Of course, that real question won’t be asked much as long as the government continues to offer immigrants and their descendants money and prizes for identifying as non-white.

Amazingly, this policy was to a significant extent invented by appeasement-minded Republicans (see below).  In effect, Republicans have been practicing a long-term strategy that is the opposite of Divide and Conquer—namely, Unify and Surrender.

As a result, the immigrant ethnicities reason that, "Sure, everybody know it better to be light-skinned. But in this crazy country, my friend, the government pay you to tell them you aren't white!"

And, under the current system, the primary job of Hispanic and Asian leaders has become to defend and extend their groups' racial/ethnic privileges (including immigration policies that de facto favors them).

Not surprisingly, these leaders overwhelmingly identify with the Democrats, who are always going to be more enthusiastic than the Republicans about defending and extending affirmative action, disparate impact law and swamping the historic American nation with non-traditional immigrants

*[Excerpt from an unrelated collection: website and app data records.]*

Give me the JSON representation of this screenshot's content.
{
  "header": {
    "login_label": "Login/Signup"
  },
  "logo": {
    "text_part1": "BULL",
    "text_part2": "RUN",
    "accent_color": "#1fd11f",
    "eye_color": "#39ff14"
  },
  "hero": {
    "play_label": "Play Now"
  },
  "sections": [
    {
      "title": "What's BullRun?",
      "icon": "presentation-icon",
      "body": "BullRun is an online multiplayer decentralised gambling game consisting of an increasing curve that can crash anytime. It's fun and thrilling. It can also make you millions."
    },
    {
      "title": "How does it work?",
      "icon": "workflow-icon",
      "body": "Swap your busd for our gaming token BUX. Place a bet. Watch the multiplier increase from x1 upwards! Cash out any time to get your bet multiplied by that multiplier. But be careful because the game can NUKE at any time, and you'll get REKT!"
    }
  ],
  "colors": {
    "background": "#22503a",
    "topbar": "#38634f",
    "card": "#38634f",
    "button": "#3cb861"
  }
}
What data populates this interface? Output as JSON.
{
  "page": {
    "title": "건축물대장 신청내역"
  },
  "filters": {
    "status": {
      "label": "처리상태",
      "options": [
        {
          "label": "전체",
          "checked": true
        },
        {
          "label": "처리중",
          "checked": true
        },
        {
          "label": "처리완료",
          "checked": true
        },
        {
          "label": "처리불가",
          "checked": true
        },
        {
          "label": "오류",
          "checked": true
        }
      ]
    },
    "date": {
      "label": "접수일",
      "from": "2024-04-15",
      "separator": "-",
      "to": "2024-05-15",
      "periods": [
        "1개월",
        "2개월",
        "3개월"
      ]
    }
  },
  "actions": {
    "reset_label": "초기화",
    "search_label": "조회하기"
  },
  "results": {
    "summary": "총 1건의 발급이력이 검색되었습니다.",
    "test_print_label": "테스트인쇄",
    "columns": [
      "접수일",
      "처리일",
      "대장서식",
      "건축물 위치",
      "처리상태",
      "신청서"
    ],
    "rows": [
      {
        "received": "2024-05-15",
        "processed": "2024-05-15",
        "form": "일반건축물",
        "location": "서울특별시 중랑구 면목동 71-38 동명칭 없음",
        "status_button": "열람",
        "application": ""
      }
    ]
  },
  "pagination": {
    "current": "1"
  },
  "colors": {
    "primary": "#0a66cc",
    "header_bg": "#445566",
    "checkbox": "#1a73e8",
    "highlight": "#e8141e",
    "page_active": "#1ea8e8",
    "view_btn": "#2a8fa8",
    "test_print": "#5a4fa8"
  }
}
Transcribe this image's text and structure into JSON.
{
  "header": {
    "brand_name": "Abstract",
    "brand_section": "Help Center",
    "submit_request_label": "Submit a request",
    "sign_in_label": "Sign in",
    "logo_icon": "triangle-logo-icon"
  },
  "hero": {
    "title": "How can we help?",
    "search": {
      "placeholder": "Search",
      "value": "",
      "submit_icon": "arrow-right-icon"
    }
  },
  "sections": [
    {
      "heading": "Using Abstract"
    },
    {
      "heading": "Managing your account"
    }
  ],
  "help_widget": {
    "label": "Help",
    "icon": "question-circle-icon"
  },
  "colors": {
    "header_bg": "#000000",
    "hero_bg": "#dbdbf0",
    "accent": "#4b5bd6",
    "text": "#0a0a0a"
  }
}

Case in point: while the percentage of Latinos who vote Democratic fluctuates over time, politically ambitious Latinos (with the exception of Cubans) are almost unanimously Democratic. A National Association of Latino Elected and Appointed Officials study found that 91 percent of Latino officeholders who had been elected in partisan races were Democrats.

Read the whole thing to find out what we can do about it (along with your weekly allotment of Bush-bashing).